## Supplied records
Content starts
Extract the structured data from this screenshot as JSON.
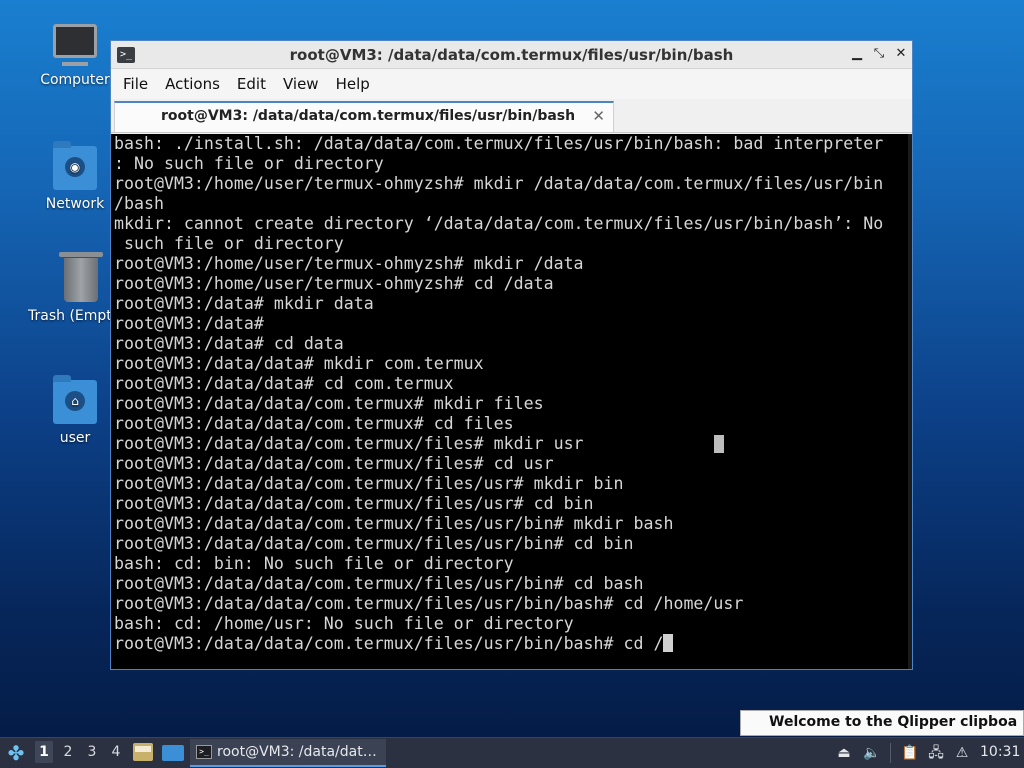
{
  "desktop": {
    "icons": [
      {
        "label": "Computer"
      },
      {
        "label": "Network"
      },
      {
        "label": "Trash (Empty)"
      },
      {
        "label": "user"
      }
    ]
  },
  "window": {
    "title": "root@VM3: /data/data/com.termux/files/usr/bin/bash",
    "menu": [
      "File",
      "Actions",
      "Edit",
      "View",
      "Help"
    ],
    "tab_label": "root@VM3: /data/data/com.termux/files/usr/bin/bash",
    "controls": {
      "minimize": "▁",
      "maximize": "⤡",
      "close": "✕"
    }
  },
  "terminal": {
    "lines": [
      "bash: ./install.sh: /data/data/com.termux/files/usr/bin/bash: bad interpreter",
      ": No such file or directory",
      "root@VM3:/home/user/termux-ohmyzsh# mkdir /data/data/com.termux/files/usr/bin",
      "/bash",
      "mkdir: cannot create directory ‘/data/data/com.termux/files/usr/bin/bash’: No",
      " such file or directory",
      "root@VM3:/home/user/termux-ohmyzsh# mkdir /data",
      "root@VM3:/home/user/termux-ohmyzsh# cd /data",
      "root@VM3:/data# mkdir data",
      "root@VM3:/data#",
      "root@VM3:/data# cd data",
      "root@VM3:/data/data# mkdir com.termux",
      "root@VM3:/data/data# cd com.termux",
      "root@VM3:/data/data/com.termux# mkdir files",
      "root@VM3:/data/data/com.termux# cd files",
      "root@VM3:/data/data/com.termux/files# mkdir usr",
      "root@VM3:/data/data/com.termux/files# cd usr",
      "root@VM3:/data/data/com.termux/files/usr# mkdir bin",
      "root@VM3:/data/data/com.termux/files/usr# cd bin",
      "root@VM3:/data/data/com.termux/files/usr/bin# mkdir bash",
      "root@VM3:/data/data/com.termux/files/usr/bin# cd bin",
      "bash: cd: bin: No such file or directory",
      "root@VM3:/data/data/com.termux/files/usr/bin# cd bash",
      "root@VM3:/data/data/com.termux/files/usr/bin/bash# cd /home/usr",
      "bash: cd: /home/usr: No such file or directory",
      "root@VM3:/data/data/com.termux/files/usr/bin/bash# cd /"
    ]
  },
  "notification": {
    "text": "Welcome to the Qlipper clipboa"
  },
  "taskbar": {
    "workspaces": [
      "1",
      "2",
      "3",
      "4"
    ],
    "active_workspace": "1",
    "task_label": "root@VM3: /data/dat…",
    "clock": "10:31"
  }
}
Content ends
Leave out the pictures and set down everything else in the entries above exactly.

## Solution to the exercise
Extract the structured data from this screenshot as JSON.
{
  "desktop": {
    "icons": [
      {
        "label": "Computer"
      },
      {
        "label": "Network"
      },
      {
        "label": "Trash (Empty)"
      },
      {
        "label": "user"
      }
    ]
  },
  "window": {
    "title": "root@VM3: /data/data/com.termux/files/usr/bin/bash",
    "menu": [
      "File",
      "Actions",
      "Edit",
      "View",
      "Help"
    ],
    "tab_label": "root@VM3: /data/data/com.termux/files/usr/bin/bash",
    "controls": {
      "minimize": "▁",
      "maximize": "⤡",
      "close": "✕"
    }
  },
  "terminal": {
    "lines": [
      "bash: ./install.sh: /data/data/com.termux/files/usr/bin/bash: bad interpreter",
      ": No such file or directory",
      "root@VM3:/home/user/termux-ohmyzsh# mkdir /data/data/com.termux/files/usr/bin",
      "/bash",
      "mkdir: cannot create directory ‘/data/data/com.termux/files/usr/bin/bash’: No",
      " such file or directory",
      "root@VM3:/home/user/termux-ohmyzsh# mkdir /data",
      "root@VM3:/home/user/termux-ohmyzsh# cd /data",
      "root@VM3:/data# mkdir data",
      "root@VM3:/data#",
      "root@VM3:/data# cd data",
      "root@VM3:/data/data# mkdir com.termux",
      "root@VM3:/data/data# cd com.termux",
      "root@VM3:/data/data/com.termux# mkdir files",
      "root@VM3:/data/data/com.termux# cd files",
      "root@VM3:/data/data/com.termux/files# mkdir usr",
      "root@VM3:/data/data/com.termux/files# cd usr",
      "root@VM3:/data/data/com.termux/files/usr# mkdir bin",
      "root@VM3:/data/data/com.termux/files/usr# cd bin",
      "root@VM3:/data/data/com.termux/files/usr/bin# mkdir bash",
      "root@VM3:/data/data/com.termux/files/usr/bin# cd bin",
      "bash: cd: bin: No such file or directory",
      "root@VM3:/data/data/com.termux/files/usr/bin# cd bash",
      "root@VM3:/data/data/com.termux/files/usr/bin/bash# cd /home/usr",
      "bash: cd: /home/usr: No such file or directory",
      "root@VM3:/data/data/com.termux/files/usr/bin/bash# cd /"
    ]
  },
  "notification": {
    "text": "Welcome to the Qlipper clipboa"
  },
  "taskbar": {
    "workspaces": [
      "1",
      "2",
      "3",
      "4"
    ],
    "active_workspace": "1",
    "task_label": "root@VM3: /data/dat…",
    "clock": "10:31"
  }
}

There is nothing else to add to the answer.